WASHINGTON, D.C. -- The U.S. House will be voting on a bill later today, July 12, that would cover the healthcare costs for first responders of the September 11th, 2001 terrorist attacks.
This bill came into the public eye last month after emotional testimony in front of a congressional committee from comedian Jon Stewart. Stewart referenced the fact that many members of the committee missed the testimony. That includes North Dakota's congressman Kelly Armstrong. Armstrong said he was there for the first hour, but stepped out due to a scheduling conflict.
So how do the federal representatives in North Dakota plan to vote on the bill?
"They're clearly heroes, and we should do everything we can to make sure they receive all the care and support that they need," said Sen. Kevin Cramer.
"We owe it to all of our first responders and everybody else involved to pay for it," said Rep. Kelly Armstrong.
"I've co-sponsored this legislation because we need to take care of our 9/11 first responders," said Sen. John Hoeven.
The unanimous support reflects a trend in Congress over the last month.
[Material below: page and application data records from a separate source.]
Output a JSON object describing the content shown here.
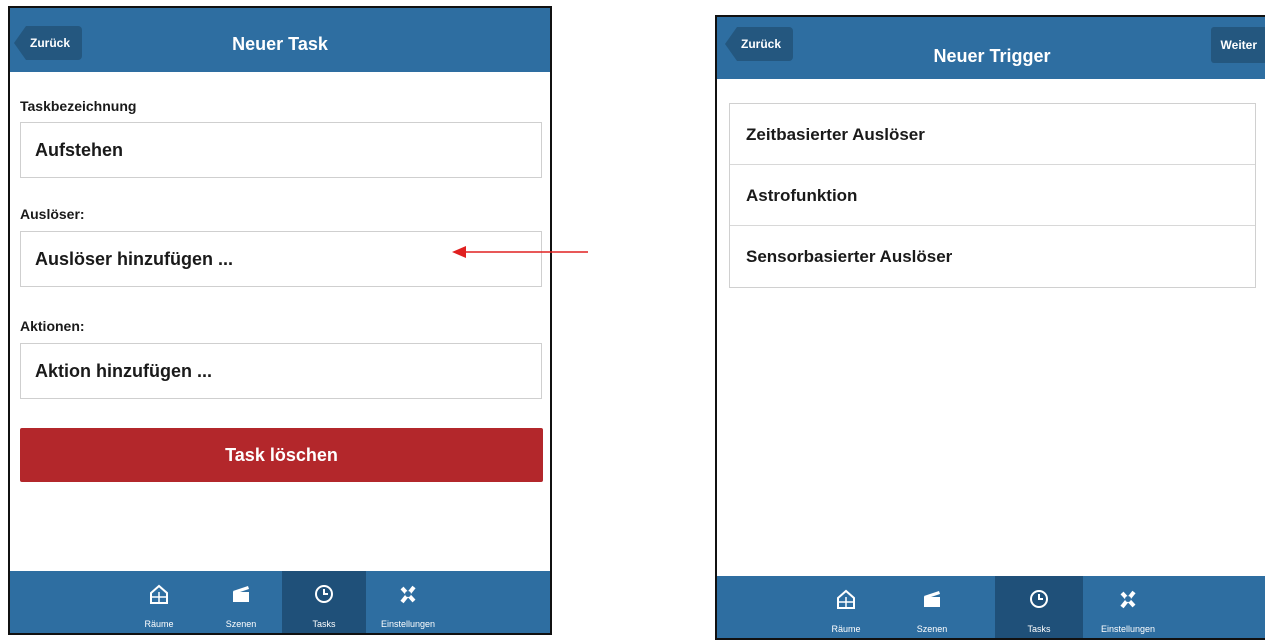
{
  "colors": {
    "navbar": "#2e6ea1",
    "navbar_button": "#24577f",
    "tab_active": "#1f5079",
    "delete": "#b3272b",
    "annotation_arrow": "#e02020"
  },
  "left_screen": {
    "back_label": "Zurück",
    "title": "Neuer Task",
    "task_name": {
      "label": "Taskbezeichnung",
      "value": "Aufstehen"
    },
    "trigger": {
      "label": "Auslöser:",
      "value": "Auslöser hinzufügen ..."
    },
    "actions": {
      "label": "Aktionen:",
      "value": "Aktion hinzufügen ..."
    },
    "delete_label": "Task löschen"
  },
  "right_screen": {
    "back_label": "Zurück",
    "title": "Neuer Trigger",
    "next_label": "Weiter",
    "trigger_options": [
      "Zeitbasierter Auslöser",
      "Astrofunktion",
      "Sensorbasierter Auslöser"
    ]
  },
  "tabbar": {
    "active": "Tasks",
    "items": [
      {
        "label": "Räume",
        "icon": "house-icon"
      },
      {
        "label": "Szenen",
        "icon": "clapperboard-icon"
      },
      {
        "label": "Tasks",
        "icon": "clock-icon"
      },
      {
        "label": "Einstellungen",
        "icon": "tools-icon"
      }
    ]
  }
}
When it was first introduced, the measure had 21 co-sponsors in the Senate and 92 in the House. As of Friday, it has 71 in the Senate and 332 in the House, making it one of the most widely supported bills of the year. Both Hoeven and Cramer joined as co-sponsors after Stewart's speech.
With the widespread approval, it's easy to forget that less than a decade ago, the government didn't even recognize the debris from the twin towers was making people sick.
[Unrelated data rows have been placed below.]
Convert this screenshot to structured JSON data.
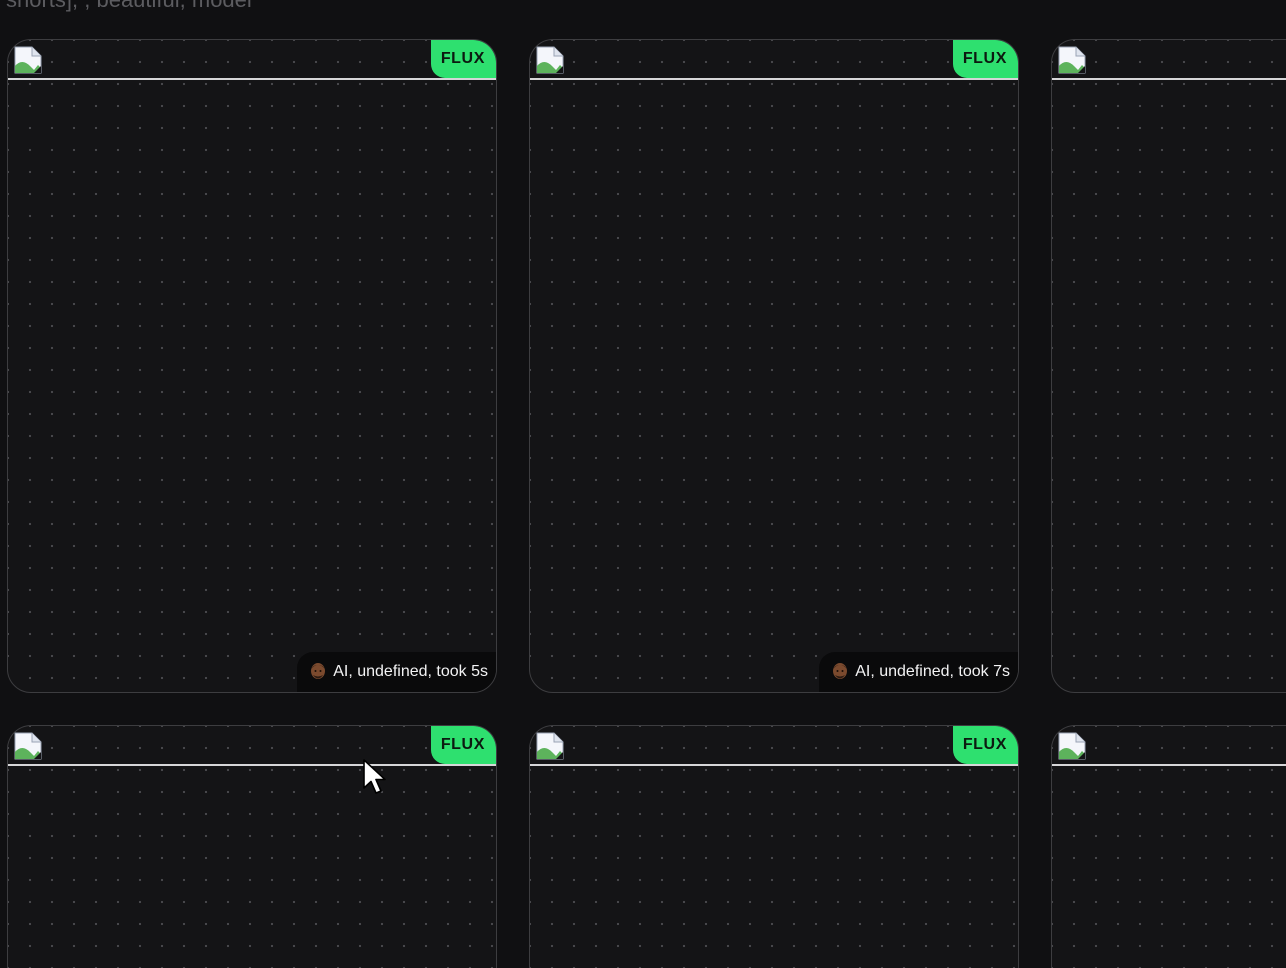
{
  "prompt": {
    "text": "shorts], , beautiful, model"
  },
  "colors": {
    "background": "#101012",
    "card_border": "#3d3d40",
    "badge_green": "#2ee06f",
    "footer_bg": "#0a0a0b"
  },
  "cards": [
    {
      "badge": "FLUX",
      "footer": "AI, undefined, took 5s",
      "icon": "broken-image-icon",
      "avatar": "person-emoji-icon"
    },
    {
      "badge": "FLUX",
      "footer": "AI, undefined, took 7s",
      "icon": "broken-image-icon",
      "avatar": "person-emoji-icon"
    },
    {
      "icon": "broken-image-icon"
    },
    {
      "badge": "FLUX",
      "icon": "broken-image-icon"
    },
    {
      "badge": "FLUX",
      "icon": "broken-image-icon"
    },
    {
      "icon": "broken-image-icon"
    }
  ]
}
The government officially recognized the link between debris exposure and cancer back in 2012. That cancer is responsible for the deaths of many first responders, including Luis Alvarez, who testified before Congress last month, and died two weeks later.
This week, the bill was renamed in his honor to the “Never Forget the Heroes: James Zadroga, Ray Pfeifer, and Luis Alvarez Permanent Authorization of the September 11 Victim Compensation Act".
In addition to Sen. Hoeven and Sen. Cramer, Minnesota Rep. Collin Peterson and Sen. Tina Smith also signed-on as co-sponsors after Stewart's testimony. All of Minnesota's other federal legislators were already signed-on beforehand as co-sponsors.